The scam is simple: A fraudster pretends to be a senior’s grandchild on a foreign trip. The con artist calls the loving elder begging for money saying he or she is in jail or in some other trouble.

The crooks hide their actual whereabouts on fake caller IDs and are frequently based overseas, beyond the reach of local law enforcement.

To fight this type of fraud, the New York state attorney general’s office has started a prevention program that holds the promise of becoming a national model.

The program, called “Grandkids Against The Grandparent Scam,” was started in November, and involves giving 30- to 60-minute talks to high school students (along with pamphlets) telling them to warn their grandparents not to be victimized.

The grandparents should be warned by these students that if they get emergency calls from people claiming to be the grandchildren, they must first check with other family members to find out where the grandchildren really are.

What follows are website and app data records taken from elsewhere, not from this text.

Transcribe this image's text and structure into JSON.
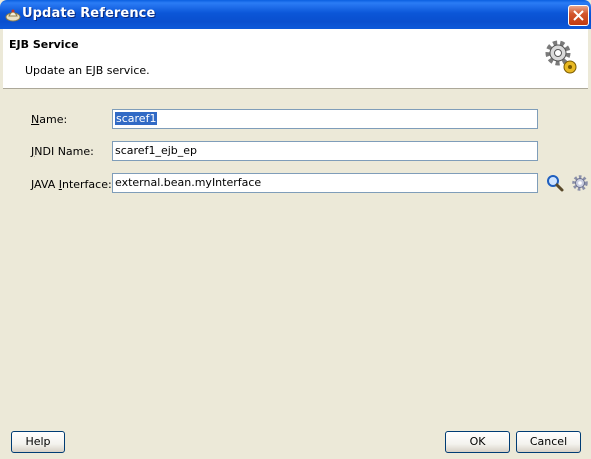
{
  "window": {
    "title": "Update Reference"
  },
  "header": {
    "title": "EJB Service",
    "description": "Update an EJB service.",
    "icon": "gear-wizard-icon"
  },
  "form": {
    "name": {
      "label_mnemonic": "N",
      "label_rest": "ame:",
      "value": "scaref1"
    },
    "jndi": {
      "label_mnemonic": "J",
      "label_rest": "NDI Name:",
      "value": "scaref1_ejb_ep"
    },
    "interface": {
      "label_pre": "JAVA ",
      "label_mnemonic": "I",
      "label_rest": "nterface:",
      "value": "external.bean.myInterface"
    }
  },
  "icons": {
    "browse": "magnifier-icon",
    "settings": "gear-icon"
  },
  "buttons": {
    "help": "Help",
    "ok": "OK",
    "cancel": "Cancel"
  },
  "colors": {
    "titlebar": "#0a4fcf",
    "selection": "#316ac5",
    "dialog": "#ece9d8"
  }
}
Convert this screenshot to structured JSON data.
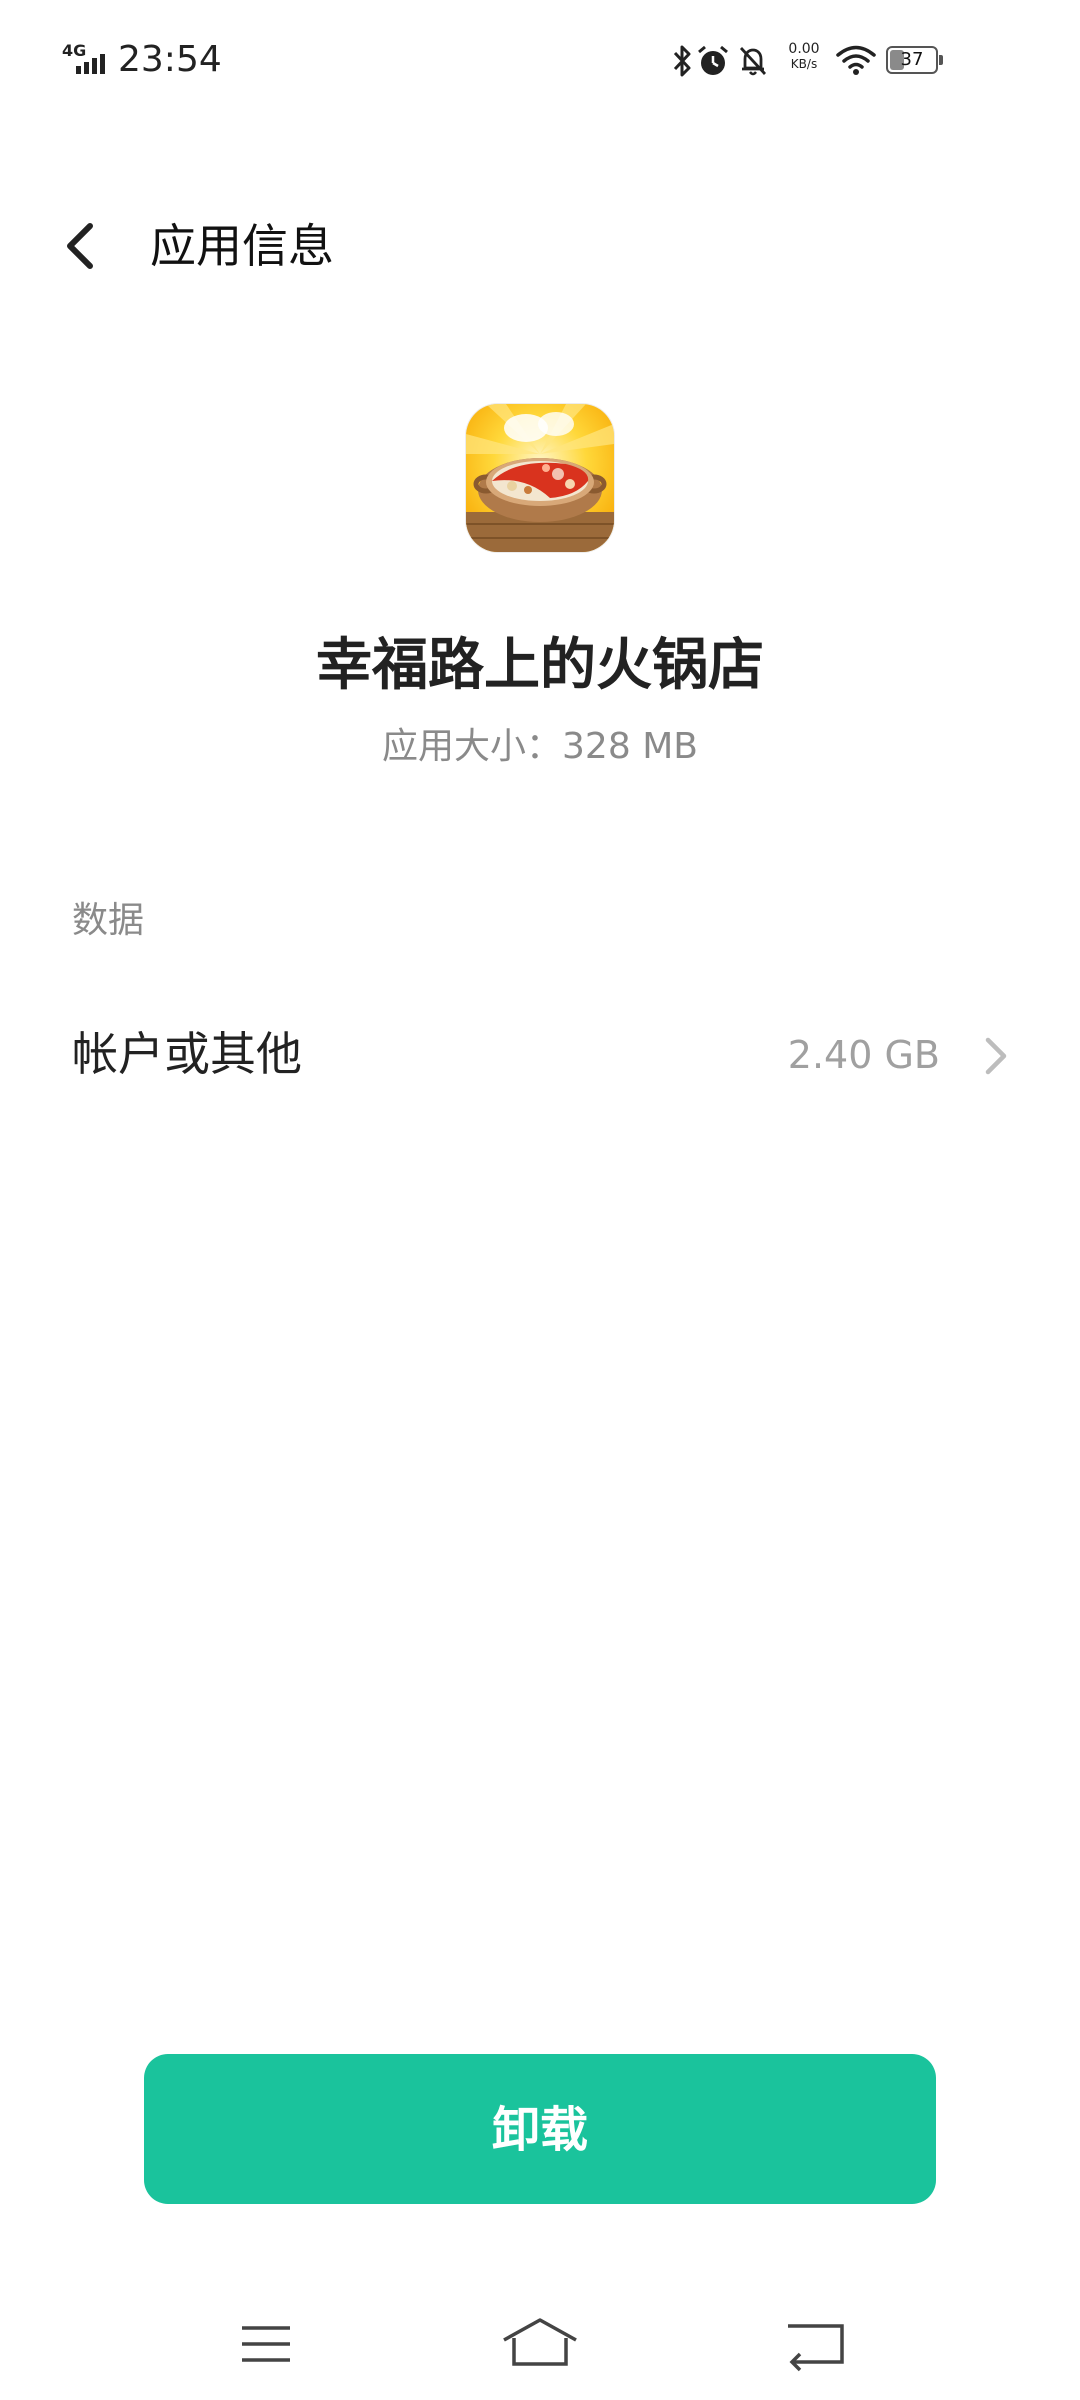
{
  "status_bar": {
    "network_type": "4G",
    "time": "23:54",
    "net_speed_value": "0.00",
    "net_speed_unit": "KB/s",
    "battery_level": "37",
    "battery_fraction": 0.37
  },
  "header": {
    "title": "应用信息"
  },
  "app": {
    "name": "幸福路上的火锅店",
    "size_text": "应用大小：328  MB"
  },
  "data_section": {
    "label": "数据",
    "rows": [
      {
        "label": "帐户或其他",
        "value": "2.40  GB"
      }
    ]
  },
  "actions": {
    "uninstall_label": "卸载"
  },
  "colors": {
    "accent": "#1ac39c",
    "secondary_text": "#8a8a8a"
  },
  "icons": {
    "back": "chevron-left-icon",
    "row_arrow": "chevron-right-icon",
    "nav_menu": "menu-icon",
    "nav_home": "home-icon",
    "nav_back": "back-arrow-icon"
  }
}
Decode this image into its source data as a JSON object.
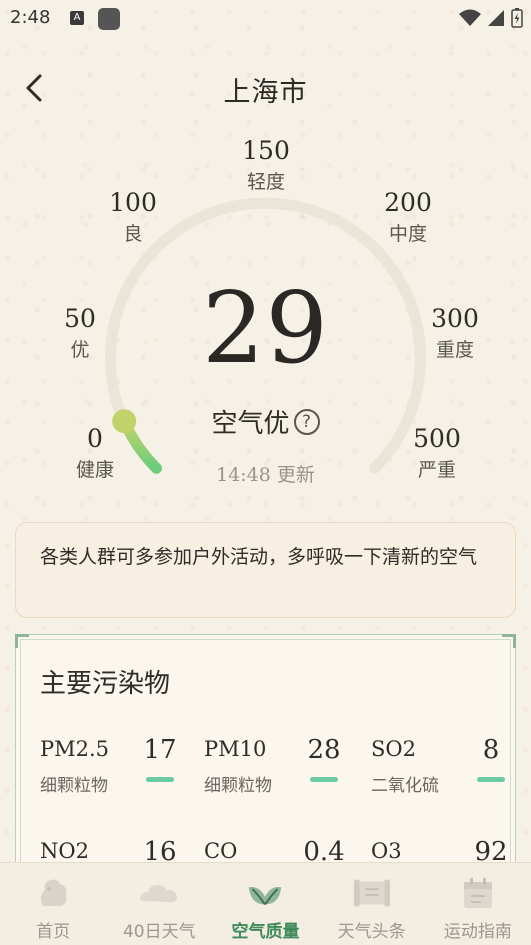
{
  "status_bar": {
    "time": "2:48",
    "notification_letter": "A"
  },
  "header": {
    "title": "上海市"
  },
  "gauge": {
    "scale": [
      {
        "value": "0",
        "label": "健康"
      },
      {
        "value": "50",
        "label": "优"
      },
      {
        "value": "100",
        "label": "良"
      },
      {
        "value": "150",
        "label": "轻度"
      },
      {
        "value": "200",
        "label": "中度"
      },
      {
        "value": "300",
        "label": "重度"
      },
      {
        "value": "500",
        "label": "严重"
      }
    ],
    "aqi": "29",
    "aqi_numeric": 29,
    "level_text": "空气优",
    "help_symbol": "?",
    "update_text": "14:48 更新",
    "colors": {
      "track": "#ebe5d8",
      "progress_start": "#c2d46a",
      "progress_end": "#6ccc7b"
    }
  },
  "advice": {
    "text": "各类人群可多参加户外活动，多呼吸一下清新的空气"
  },
  "pollutants": {
    "title": "主要污染物",
    "items": [
      {
        "name": "PM2.5",
        "desc": "细颗粒物",
        "value": "17"
      },
      {
        "name": "PM10",
        "desc": "细颗粒物",
        "value": "28"
      },
      {
        "name": "SO2",
        "desc": "二氧化硫",
        "value": "8"
      },
      {
        "name": "NO2",
        "desc": "",
        "value": "16"
      },
      {
        "name": "CO",
        "desc": "",
        "value": "0.4"
      },
      {
        "name": "O3",
        "desc": "",
        "value": "92"
      }
    ],
    "bar_color": "#6ccaa4"
  },
  "bottom_nav": {
    "items": [
      {
        "label": "首页",
        "icon": "home-icon"
      },
      {
        "label": "40日天气",
        "icon": "cloud-icon"
      },
      {
        "label": "空气质量",
        "icon": "leaf-icon",
        "active": true
      },
      {
        "label": "天气头条",
        "icon": "scroll-icon"
      },
      {
        "label": "运动指南",
        "icon": "calendar-icon"
      }
    ],
    "active_color": "#3f8a5b"
  }
}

The program also advises the youngsters to help prevent the spread of the fraud by limiting the amount of personal information they share with others and to “friend” only people they know on Facebook and other social media outlets.

Gary Brown, the statewide elder abuse coordinator with the New York's attorney general’s office, said the grandparent scams are growing and they are underreported.

The elderly are often afraid to tell their adult children they have been victimized, he said, out of fear the children will view this as a form of mental decline and that it will be one step in the process of losing their independence and going to a nursing home.

At least three other jurisdictions are said to be looking at the program. One is Oregon, according to Ellen Klein, the Oregon state attorney general’s director of consumer outreach and education.

“It’s a compelling means to get at the scam in a new way,” she said. “We’re trying to do everything we can to prevent people from becoming victims.”